Stored entries:
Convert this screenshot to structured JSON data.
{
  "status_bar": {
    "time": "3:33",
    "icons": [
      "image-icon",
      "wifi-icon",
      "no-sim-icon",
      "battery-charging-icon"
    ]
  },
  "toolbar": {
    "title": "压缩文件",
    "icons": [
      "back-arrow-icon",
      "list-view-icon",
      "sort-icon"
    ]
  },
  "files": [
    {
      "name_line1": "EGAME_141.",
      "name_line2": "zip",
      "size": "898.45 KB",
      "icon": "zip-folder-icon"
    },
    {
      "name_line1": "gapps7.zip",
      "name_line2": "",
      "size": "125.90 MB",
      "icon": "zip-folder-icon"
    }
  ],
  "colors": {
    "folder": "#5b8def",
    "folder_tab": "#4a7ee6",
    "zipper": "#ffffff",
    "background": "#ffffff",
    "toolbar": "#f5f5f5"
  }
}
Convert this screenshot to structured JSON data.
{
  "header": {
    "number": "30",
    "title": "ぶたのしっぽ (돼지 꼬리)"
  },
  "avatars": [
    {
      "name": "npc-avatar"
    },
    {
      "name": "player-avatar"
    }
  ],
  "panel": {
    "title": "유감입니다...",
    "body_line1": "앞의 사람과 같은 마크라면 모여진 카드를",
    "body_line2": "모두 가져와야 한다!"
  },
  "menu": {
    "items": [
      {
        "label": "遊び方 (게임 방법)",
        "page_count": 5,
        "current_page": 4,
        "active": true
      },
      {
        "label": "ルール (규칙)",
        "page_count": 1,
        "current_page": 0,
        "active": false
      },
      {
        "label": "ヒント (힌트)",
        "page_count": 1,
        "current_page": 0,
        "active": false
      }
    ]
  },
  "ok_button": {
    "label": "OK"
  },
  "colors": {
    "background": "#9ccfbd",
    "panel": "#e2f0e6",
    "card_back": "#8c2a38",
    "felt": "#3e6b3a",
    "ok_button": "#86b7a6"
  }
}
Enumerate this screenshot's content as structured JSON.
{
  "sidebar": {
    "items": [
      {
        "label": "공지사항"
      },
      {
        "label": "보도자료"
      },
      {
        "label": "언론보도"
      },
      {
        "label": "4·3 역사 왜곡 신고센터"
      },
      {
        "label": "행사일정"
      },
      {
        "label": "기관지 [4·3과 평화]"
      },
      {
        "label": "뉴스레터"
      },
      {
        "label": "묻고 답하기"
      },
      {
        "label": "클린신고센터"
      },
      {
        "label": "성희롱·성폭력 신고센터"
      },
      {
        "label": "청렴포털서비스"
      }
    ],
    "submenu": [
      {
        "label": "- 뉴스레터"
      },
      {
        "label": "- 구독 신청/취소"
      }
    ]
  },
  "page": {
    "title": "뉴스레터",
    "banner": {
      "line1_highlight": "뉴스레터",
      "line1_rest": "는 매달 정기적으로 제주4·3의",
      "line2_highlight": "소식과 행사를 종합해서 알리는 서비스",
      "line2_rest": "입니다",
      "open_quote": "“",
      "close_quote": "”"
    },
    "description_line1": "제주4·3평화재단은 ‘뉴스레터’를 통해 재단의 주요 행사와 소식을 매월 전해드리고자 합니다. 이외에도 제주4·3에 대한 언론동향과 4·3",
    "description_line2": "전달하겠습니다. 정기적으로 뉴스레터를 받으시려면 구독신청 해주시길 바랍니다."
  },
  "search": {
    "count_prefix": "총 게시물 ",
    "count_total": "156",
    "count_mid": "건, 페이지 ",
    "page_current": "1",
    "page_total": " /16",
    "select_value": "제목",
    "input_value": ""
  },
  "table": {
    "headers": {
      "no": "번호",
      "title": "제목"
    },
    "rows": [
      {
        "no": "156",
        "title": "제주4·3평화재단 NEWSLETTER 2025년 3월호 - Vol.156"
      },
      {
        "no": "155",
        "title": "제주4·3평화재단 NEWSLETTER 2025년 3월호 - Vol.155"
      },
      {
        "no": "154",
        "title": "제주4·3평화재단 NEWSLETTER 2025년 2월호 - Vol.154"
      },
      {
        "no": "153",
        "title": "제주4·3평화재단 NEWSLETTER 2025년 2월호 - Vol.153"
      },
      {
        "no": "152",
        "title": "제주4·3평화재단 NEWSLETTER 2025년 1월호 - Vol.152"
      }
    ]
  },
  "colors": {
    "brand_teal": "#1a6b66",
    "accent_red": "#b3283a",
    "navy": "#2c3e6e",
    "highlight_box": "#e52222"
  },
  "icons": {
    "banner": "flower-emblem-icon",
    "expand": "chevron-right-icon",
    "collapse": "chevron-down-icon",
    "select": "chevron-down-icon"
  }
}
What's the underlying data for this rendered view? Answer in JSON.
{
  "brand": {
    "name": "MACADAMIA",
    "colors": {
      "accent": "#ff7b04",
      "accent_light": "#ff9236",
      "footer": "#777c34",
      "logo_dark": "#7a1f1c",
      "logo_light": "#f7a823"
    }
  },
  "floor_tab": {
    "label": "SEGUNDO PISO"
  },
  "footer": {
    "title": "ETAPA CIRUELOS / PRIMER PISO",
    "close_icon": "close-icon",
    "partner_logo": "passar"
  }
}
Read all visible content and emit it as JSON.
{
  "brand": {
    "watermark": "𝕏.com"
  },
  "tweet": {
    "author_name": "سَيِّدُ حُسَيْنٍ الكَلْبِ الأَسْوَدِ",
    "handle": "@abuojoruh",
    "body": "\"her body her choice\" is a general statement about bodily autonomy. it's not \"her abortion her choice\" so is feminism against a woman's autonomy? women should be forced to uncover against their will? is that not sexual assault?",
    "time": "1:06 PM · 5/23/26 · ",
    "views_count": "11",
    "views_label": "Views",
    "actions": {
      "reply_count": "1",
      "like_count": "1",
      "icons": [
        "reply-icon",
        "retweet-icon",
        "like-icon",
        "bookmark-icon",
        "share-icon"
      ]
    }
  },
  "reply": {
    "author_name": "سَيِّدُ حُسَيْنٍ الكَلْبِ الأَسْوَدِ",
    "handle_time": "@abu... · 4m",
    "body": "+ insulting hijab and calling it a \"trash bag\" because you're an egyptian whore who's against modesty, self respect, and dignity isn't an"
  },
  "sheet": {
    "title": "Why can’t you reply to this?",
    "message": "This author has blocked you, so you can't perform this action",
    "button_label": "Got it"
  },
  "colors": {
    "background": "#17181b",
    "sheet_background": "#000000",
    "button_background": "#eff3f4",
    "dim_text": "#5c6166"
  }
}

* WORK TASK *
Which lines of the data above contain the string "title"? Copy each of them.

* RESULT *
    "title": "压缩文件",
    "title": "ぶたのしっぽ (돼지 꼬리)"
    "title": "유감입니다...",
    "title": "뉴스레터",
      "title": "제목"
        "title": "제주4·3평화재단 NEWSLETTER 2025년 3월호 - Vol.156"
        "title": "제주4·3평화재단 NEWSLETTER 2025년 3월호 - Vol.155"
        "title": "제주4·3평화재단 NEWSLETTER 2025년 2월호 - Vol.154"
        "title": "제주4·3평화재단 NEWSLETTER 2025년 2월호 - Vol.153"
        "title": "제주4·3평화재단 NEWSLETTER 2025년 1월호 - Vol.152"
    "title": "ETAPA CIRUELOS / PRIMER PISO",
    "title": "Why can’t you reply to this?",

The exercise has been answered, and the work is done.